From the entries below, pull out each line where "legend" appears.
══ SUPPLIED RECORDS
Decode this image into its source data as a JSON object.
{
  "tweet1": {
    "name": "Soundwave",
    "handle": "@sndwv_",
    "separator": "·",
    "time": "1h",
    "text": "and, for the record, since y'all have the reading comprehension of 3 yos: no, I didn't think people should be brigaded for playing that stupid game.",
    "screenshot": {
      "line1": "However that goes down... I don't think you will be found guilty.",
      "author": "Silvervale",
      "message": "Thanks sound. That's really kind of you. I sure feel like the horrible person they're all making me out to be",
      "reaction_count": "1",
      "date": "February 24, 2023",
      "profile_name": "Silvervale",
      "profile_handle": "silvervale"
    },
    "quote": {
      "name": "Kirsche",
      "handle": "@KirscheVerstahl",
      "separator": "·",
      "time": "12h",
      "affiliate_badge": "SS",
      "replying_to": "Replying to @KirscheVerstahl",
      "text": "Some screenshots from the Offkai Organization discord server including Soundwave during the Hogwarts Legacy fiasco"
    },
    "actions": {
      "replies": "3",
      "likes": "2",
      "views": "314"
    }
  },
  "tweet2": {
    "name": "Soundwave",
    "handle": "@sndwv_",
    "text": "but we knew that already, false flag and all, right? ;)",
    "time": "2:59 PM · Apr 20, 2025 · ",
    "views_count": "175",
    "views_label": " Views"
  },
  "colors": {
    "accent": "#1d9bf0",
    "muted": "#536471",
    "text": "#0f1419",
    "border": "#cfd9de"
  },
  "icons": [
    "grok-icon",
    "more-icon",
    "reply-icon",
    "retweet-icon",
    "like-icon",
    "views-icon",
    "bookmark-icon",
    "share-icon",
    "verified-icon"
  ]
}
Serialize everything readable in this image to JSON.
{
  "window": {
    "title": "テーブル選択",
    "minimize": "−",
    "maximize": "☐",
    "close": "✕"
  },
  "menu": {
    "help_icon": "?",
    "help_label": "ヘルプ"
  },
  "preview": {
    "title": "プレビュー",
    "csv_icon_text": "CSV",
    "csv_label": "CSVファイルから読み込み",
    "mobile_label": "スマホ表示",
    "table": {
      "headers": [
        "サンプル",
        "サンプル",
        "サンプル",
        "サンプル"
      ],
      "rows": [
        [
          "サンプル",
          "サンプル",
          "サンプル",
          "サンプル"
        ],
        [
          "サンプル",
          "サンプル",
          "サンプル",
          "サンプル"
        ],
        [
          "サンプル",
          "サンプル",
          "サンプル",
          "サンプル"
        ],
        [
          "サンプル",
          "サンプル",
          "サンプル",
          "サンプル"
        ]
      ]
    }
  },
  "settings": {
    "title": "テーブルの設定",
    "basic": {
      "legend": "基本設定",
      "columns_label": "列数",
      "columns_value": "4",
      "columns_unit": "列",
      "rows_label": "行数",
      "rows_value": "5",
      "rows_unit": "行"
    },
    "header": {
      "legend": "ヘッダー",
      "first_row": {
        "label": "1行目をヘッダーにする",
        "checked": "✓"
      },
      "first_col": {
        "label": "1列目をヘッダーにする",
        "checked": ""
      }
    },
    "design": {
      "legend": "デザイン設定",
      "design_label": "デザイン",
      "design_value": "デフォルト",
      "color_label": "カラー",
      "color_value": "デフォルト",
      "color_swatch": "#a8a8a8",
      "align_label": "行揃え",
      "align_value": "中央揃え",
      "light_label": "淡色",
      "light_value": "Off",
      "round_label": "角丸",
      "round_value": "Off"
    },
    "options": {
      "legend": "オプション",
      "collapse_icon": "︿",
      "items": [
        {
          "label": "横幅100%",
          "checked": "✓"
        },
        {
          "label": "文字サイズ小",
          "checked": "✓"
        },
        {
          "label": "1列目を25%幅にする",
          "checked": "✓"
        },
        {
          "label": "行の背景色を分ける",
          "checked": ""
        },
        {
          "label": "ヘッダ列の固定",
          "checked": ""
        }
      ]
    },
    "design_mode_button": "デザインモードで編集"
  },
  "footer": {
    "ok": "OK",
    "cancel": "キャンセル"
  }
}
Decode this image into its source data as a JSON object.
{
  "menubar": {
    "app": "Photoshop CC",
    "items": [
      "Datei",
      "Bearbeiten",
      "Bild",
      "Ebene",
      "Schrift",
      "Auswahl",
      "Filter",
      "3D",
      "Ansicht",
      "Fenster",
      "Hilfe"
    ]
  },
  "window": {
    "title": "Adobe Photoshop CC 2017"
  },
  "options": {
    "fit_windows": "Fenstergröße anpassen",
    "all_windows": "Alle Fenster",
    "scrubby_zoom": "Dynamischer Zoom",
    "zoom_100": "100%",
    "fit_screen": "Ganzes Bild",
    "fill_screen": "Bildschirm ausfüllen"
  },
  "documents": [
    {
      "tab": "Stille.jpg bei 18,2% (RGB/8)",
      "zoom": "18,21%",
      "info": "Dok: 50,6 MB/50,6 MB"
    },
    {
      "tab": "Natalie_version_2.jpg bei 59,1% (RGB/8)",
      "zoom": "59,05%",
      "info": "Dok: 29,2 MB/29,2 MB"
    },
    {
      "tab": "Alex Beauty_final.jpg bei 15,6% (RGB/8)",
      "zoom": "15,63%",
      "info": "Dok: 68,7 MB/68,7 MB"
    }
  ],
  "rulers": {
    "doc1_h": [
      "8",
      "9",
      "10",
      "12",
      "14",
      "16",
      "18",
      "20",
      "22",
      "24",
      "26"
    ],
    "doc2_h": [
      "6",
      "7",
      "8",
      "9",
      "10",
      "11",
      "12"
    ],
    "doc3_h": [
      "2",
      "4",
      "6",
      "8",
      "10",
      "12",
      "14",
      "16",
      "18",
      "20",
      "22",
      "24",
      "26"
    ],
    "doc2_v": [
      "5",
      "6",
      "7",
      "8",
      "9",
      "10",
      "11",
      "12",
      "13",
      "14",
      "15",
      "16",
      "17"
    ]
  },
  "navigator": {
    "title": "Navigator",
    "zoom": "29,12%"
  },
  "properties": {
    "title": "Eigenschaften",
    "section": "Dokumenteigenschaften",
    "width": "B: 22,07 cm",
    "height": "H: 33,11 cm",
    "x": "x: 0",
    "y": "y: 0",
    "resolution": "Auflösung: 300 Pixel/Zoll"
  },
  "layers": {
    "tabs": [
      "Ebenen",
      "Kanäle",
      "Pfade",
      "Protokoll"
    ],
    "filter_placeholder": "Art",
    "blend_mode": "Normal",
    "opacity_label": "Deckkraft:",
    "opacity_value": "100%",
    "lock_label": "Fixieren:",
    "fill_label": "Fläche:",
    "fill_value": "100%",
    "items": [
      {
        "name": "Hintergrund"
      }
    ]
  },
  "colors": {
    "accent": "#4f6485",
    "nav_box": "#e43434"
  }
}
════
= RESULT =
      "legend": "基本設定",
      "legend": "ヘッダー",
      "legend": "デザイン設定",
      "legend": "オプション",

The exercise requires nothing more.